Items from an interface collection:
* * * *

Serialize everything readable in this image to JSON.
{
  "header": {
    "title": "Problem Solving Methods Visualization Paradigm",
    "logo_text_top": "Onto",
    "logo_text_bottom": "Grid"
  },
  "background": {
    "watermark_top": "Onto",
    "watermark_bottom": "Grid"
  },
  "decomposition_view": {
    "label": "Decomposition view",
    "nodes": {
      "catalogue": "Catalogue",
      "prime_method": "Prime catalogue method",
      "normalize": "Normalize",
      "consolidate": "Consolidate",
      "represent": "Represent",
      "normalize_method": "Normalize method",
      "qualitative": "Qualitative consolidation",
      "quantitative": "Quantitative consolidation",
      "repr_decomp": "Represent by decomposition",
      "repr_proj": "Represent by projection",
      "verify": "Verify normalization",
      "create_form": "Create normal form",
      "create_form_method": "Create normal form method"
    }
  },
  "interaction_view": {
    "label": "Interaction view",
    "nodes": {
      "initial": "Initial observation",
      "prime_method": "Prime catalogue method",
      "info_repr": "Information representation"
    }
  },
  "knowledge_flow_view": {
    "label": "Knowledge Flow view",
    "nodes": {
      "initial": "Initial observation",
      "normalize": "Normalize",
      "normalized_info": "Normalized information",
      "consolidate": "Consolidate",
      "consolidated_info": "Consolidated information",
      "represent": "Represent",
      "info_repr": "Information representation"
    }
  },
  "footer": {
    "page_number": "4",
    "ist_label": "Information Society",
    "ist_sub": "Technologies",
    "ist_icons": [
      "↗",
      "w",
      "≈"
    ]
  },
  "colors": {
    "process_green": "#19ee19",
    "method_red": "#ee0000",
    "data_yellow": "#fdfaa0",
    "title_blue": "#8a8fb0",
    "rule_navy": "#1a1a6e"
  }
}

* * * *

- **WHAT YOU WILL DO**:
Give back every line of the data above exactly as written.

- **FINAL ANSWER**:
Serialize everything readable in this image to JSON.
{
  "header": {
    "title": "Problem Solving Methods Visualization Paradigm",
    "logo_text_top": "Onto",
    "logo_text_bottom": "Grid"
  },
  "background": {
    "watermark_top": "Onto",
    "watermark_bottom": "Grid"
  },
  "decomposition_view": {
    "label": "Decomposition view",
    "nodes": {
      "catalogue": "Catalogue",
      "prime_method": "Prime catalogue method",
      "normalize": "Normalize",
      "consolidate": "Consolidate",
      "represent": "Represent",
      "normalize_method": "Normalize method",
      "qualitative": "Qualitative consolidation",
      "quantitative": "Quantitative consolidation",
      "repr_decomp": "Represent by decomposition",
      "repr_proj": "Represent by projection",
      "verify": "Verify normalization",
      "create_form": "Create normal form",
      "create_form_method": "Create normal form method"
    }
  },
  "interaction_view": {
    "label": "Interaction view",
    "nodes": {
      "initial": "Initial observation",
      "prime_method": "Prime catalogue method",
      "info_repr": "Information representation"
    }
  },
  "knowledge_flow_view": {
    "label": "Knowledge Flow view",
    "nodes": {
      "initial": "Initial observation",
      "normalize": "Normalize",
      "normalized_info": "Normalized information",
      "consolidate": "Consolidate",
      "consolidated_info": "Consolidated information",
      "represent": "Represent",
      "info_repr": "Information representation"
    }
  },
  "footer": {
    "page_number": "4",
    "ist_label": "Information Society",
    "ist_sub": "Technologies",
    "ist_icons": [
      "↗",
      "w",
      "≈"
    ]
  },
  "colors": {
    "process_green": "#19ee19",
    "method_red": "#ee0000",
    "data_yellow": "#fdfaa0",
    "title_blue": "#8a8fb0",
    "rule_navy": "#1a1a6e"
  }
}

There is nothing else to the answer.